- **Problem details**: Output all of the data below without changing a word, and exclude the pictures.

»»

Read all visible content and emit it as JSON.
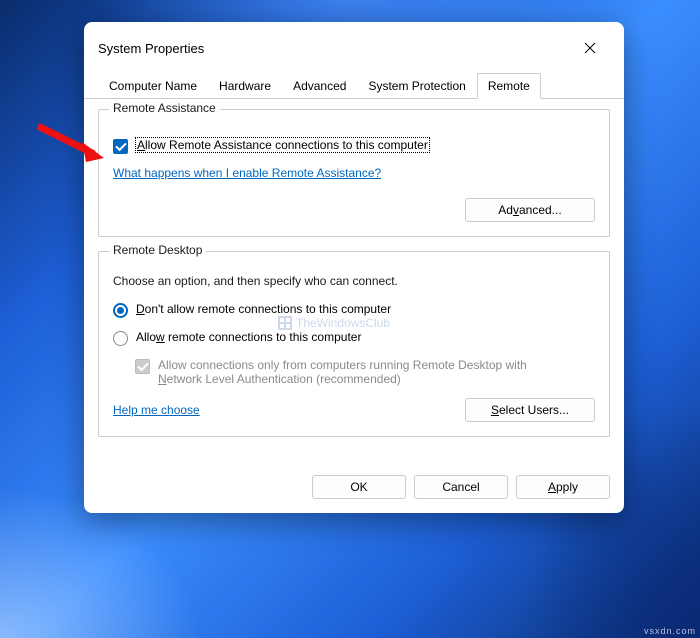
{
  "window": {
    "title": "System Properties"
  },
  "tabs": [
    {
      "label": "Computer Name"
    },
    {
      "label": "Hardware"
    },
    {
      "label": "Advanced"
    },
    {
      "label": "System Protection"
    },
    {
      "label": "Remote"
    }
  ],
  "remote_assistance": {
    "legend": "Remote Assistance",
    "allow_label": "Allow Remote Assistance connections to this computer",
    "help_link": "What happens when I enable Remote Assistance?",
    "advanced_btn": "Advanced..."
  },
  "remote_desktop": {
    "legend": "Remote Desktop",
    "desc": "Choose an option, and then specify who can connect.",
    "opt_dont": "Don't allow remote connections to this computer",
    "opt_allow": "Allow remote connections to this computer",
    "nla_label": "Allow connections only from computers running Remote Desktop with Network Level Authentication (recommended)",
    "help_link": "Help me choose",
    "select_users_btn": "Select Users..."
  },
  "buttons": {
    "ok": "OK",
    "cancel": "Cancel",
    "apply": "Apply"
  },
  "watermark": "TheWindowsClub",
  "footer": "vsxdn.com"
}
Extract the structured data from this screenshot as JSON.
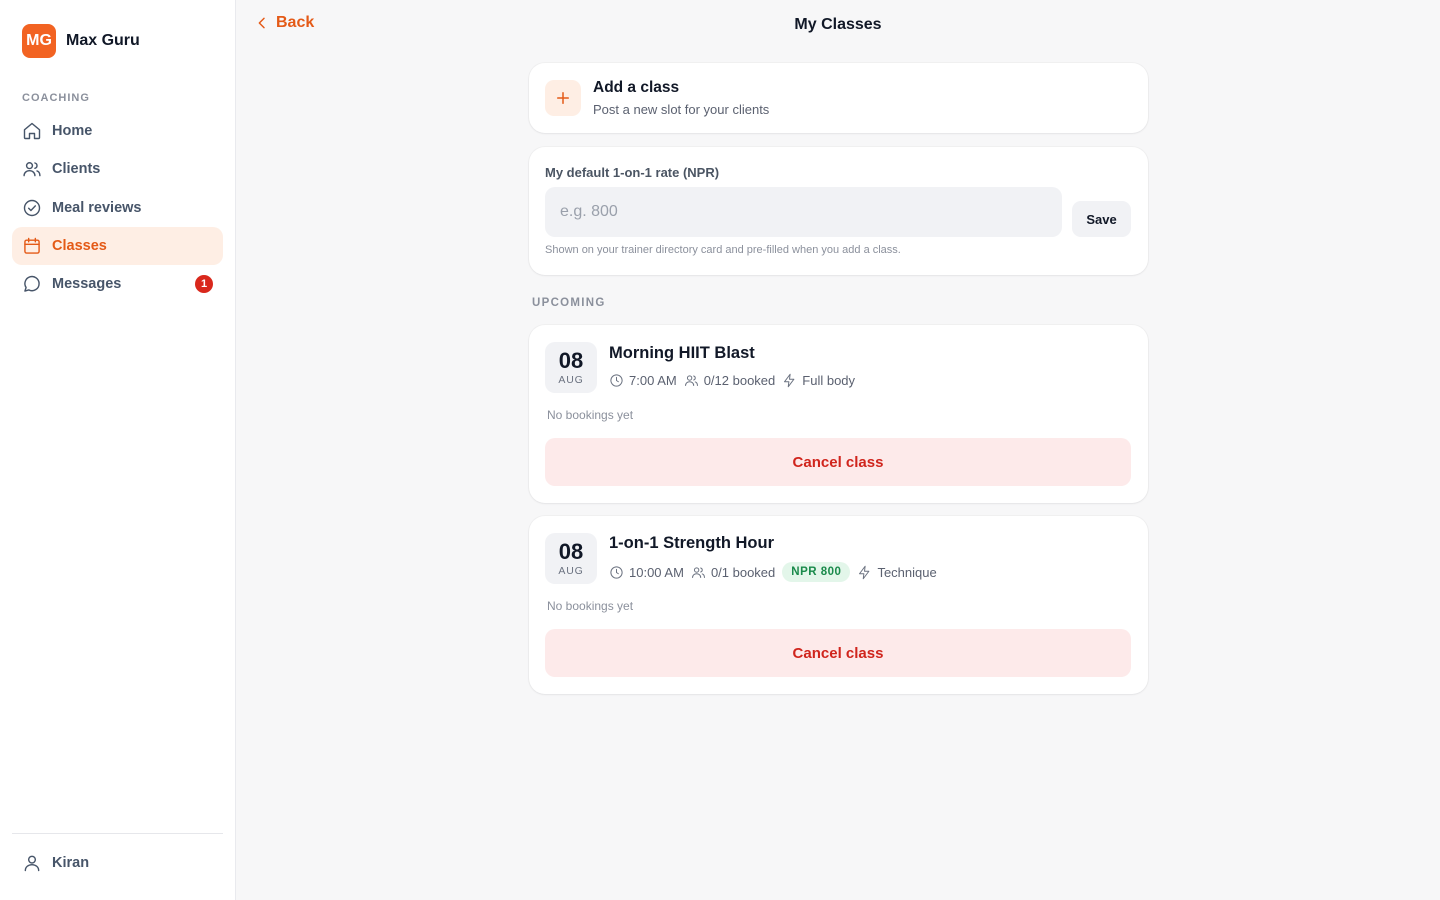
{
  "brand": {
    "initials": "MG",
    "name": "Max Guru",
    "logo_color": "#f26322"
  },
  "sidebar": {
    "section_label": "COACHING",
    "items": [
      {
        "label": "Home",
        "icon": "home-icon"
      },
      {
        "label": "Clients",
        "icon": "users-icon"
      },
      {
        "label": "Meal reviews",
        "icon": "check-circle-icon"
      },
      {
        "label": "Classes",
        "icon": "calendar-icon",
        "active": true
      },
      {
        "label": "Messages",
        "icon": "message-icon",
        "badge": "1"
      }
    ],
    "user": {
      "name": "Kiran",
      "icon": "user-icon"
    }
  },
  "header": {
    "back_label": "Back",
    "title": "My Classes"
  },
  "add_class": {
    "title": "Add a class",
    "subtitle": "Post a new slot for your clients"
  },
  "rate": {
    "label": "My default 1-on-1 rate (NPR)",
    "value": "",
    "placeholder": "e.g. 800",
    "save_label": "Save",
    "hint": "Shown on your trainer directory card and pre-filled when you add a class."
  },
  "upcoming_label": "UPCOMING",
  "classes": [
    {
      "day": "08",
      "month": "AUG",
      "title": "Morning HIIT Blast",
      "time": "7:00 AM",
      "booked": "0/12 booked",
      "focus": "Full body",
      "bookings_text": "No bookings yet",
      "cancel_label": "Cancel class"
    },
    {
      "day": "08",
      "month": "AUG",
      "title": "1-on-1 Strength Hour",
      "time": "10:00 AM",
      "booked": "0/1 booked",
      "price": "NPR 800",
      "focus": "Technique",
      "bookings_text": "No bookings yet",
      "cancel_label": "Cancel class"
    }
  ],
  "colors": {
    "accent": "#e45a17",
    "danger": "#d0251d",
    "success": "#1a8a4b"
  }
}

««

- **Exercise answer**:
Read all visible content and emit it as JSON.
{
  "window": {
    "title": "System Properties"
  },
  "tabs": [
    {
      "label": "Computer Name"
    },
    {
      "label": "Hardware"
    },
    {
      "label": "Advanced"
    },
    {
      "label": "System Protection"
    },
    {
      "label": "Remote"
    }
  ],
  "remote_assistance": {
    "legend": "Remote Assistance",
    "allow_label": "Allow Remote Assistance connections to this computer",
    "help_link": "What happens when I enable Remote Assistance?",
    "advanced_btn": "Advanced..."
  },
  "remote_desktop": {
    "legend": "Remote Desktop",
    "desc": "Choose an option, and then specify who can connect.",
    "opt_dont": "Don't allow remote connections to this computer",
    "opt_allow": "Allow remote connections to this computer",
    "nla_label": "Allow connections only from computers running Remote Desktop with Network Level Authentication (recommended)",
    "help_link": "Help me choose",
    "select_users_btn": "Select Users..."
  },
  "buttons": {
    "ok": "OK",
    "cancel": "Cancel",
    "apply": "Apply"
  },
  "watermark": "TheWindowsClub",
  "footer": "vsxdn.com"
}
Extract the structured data from this screenshot as JSON.
{
  "brand": {
    "initials": "MG",
    "name": "Max Guru",
    "logo_color": "#f26322"
  },
  "sidebar": {
    "section_label": "COACHING",
    "items": [
      {
        "label": "Home",
        "icon": "home-icon"
      },
      {
        "label": "Clients",
        "icon": "users-icon"
      },
      {
        "label": "Meal reviews",
        "icon": "check-circle-icon"
      },
      {
        "label": "Classes",
        "icon": "calendar-icon",
        "active": true
      },
      {
        "label": "Messages",
        "icon": "message-icon",
        "badge": "1"
      }
    ],
    "user": {
      "name": "Kiran",
      "icon": "user-icon"
    }
  },
  "header": {
    "back_label": "Back",
    "title": "My Classes"
  },
  "add_class": {
    "title": "Add a class",
    "subtitle": "Post a new slot for your clients"
  },
  "rate": {
    "label": "My default 1-on-1 rate (NPR)",
    "value": "",
    "placeholder": "e.g. 800",
    "save_label": "Save",
    "hint": "Shown on your trainer directory card and pre-filled when you add a class."
  },
  "upcoming_label": "UPCOMING",
  "classes": [
    {
      "day": "08",
      "month": "AUG",
      "title": "Morning HIIT Blast",
      "time": "7:00 AM",
      "booked": "0/12 booked",
      "focus": "Full body",
      "bookings_text": "No bookings yet",
      "cancel_label": "Cancel class"
    },
    {
      "day": "08",
      "month": "AUG",
      "title": "1-on-1 Strength Hour",
      "time": "10:00 AM",
      "booked": "0/1 booked",
      "price": "NPR 800",
      "focus": "Technique",
      "bookings_text": "No bookings yet",
      "cancel_label": "Cancel class"
    }
  ],
  "colors": {
    "accent": "#e45a17",
    "danger": "#d0251d",
    "success": "#1a8a4b"
  }
}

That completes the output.